Content starts

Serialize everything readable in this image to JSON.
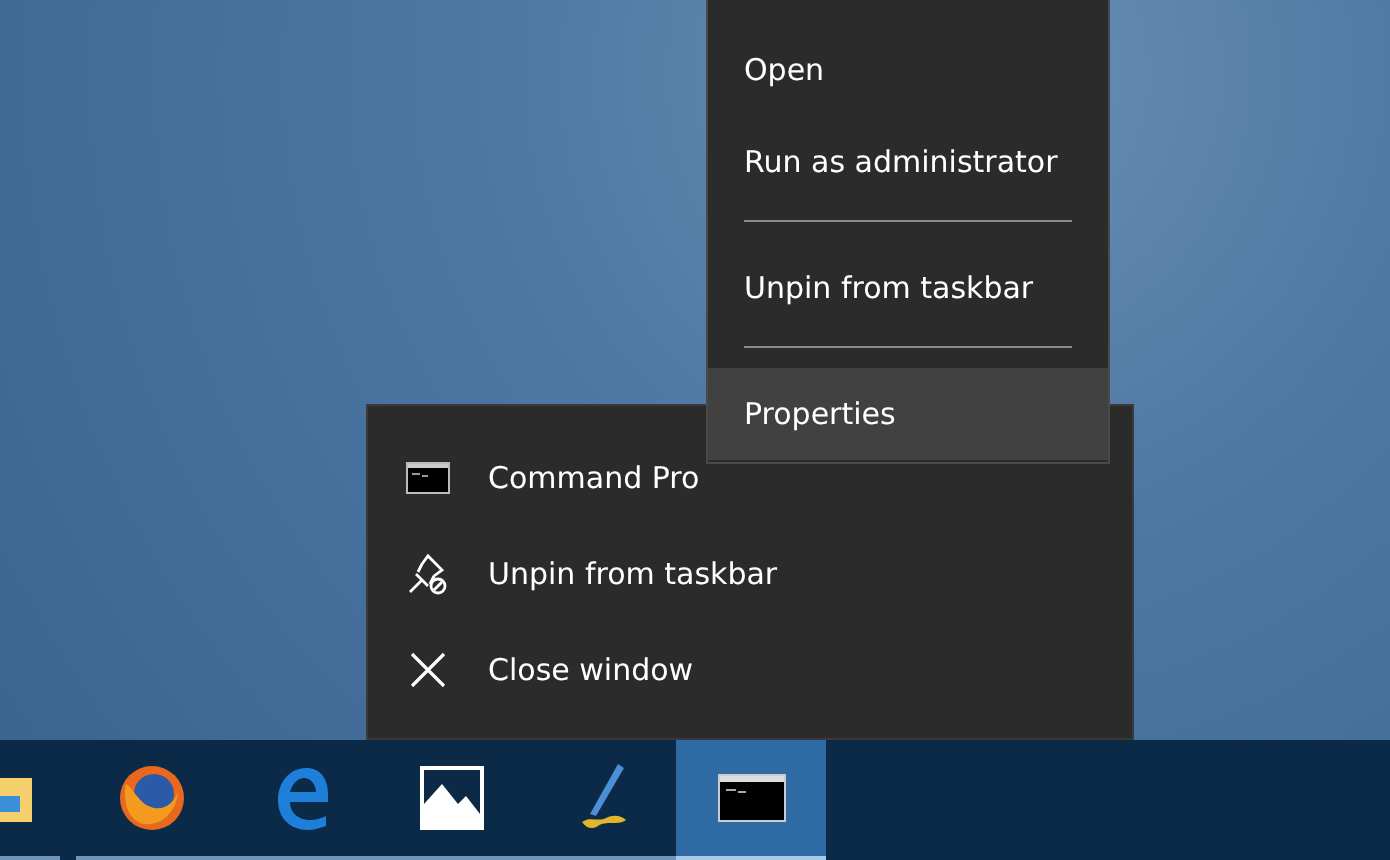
{
  "context_menu": {
    "items": [
      {
        "kind": "item",
        "label": "Open",
        "highlighted": false
      },
      {
        "kind": "item",
        "label": "Run as administrator",
        "highlighted": false
      },
      {
        "kind": "separator"
      },
      {
        "kind": "item",
        "label": "Unpin from taskbar",
        "highlighted": false
      },
      {
        "kind": "separator"
      },
      {
        "kind": "item",
        "label": "Properties",
        "highlighted": true
      }
    ]
  },
  "jump_list": {
    "items": [
      {
        "kind": "console",
        "label": "Command Pro"
      },
      {
        "kind": "unpin",
        "label": "Unpin from taskbar"
      },
      {
        "kind": "close",
        "label": "Close window"
      }
    ]
  },
  "taskbar": {
    "apps": [
      {
        "kind": "folder",
        "selected": false
      },
      {
        "kind": "browser",
        "selected": false
      },
      {
        "kind": "edge",
        "selected": false
      },
      {
        "kind": "photos",
        "selected": false
      },
      {
        "kind": "pen",
        "selected": false
      },
      {
        "kind": "console",
        "selected": true
      }
    ]
  }
}
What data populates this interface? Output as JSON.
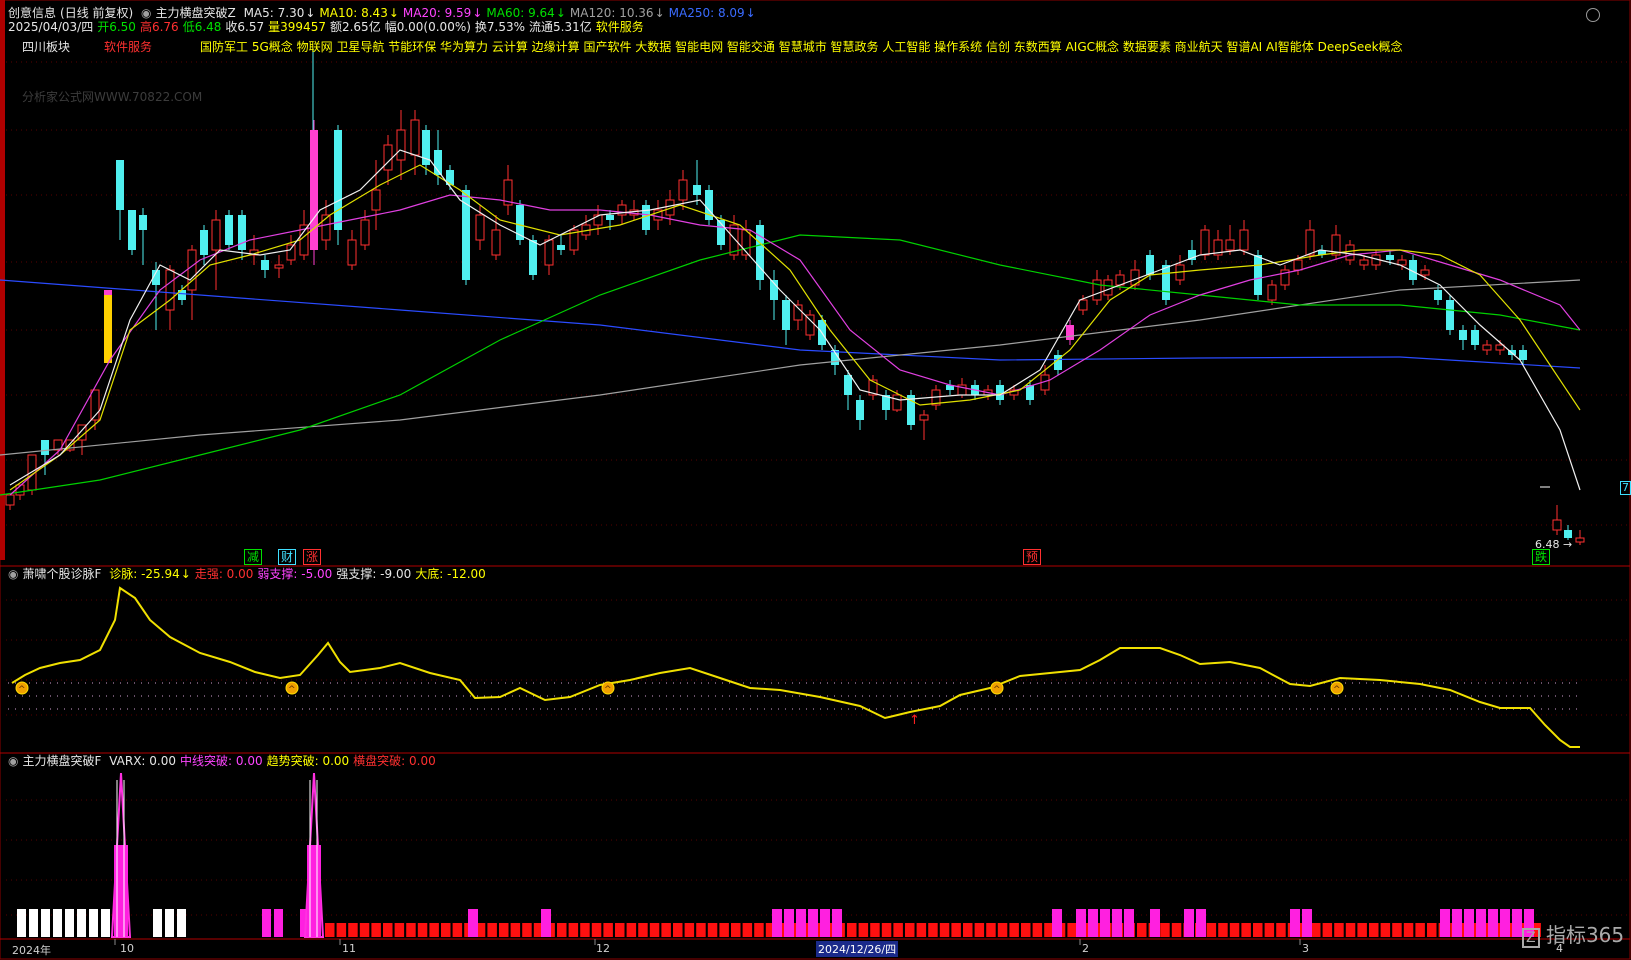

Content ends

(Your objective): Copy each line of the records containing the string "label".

(Finished exercise):
        "label": "Open",
        "label": "Run as administrator",
        "label": "Unpin from taskbar",
        "label": "Properties",
        "label": "Command Pro"
        "label": "Unpin from taskbar"
        "label": "Close window"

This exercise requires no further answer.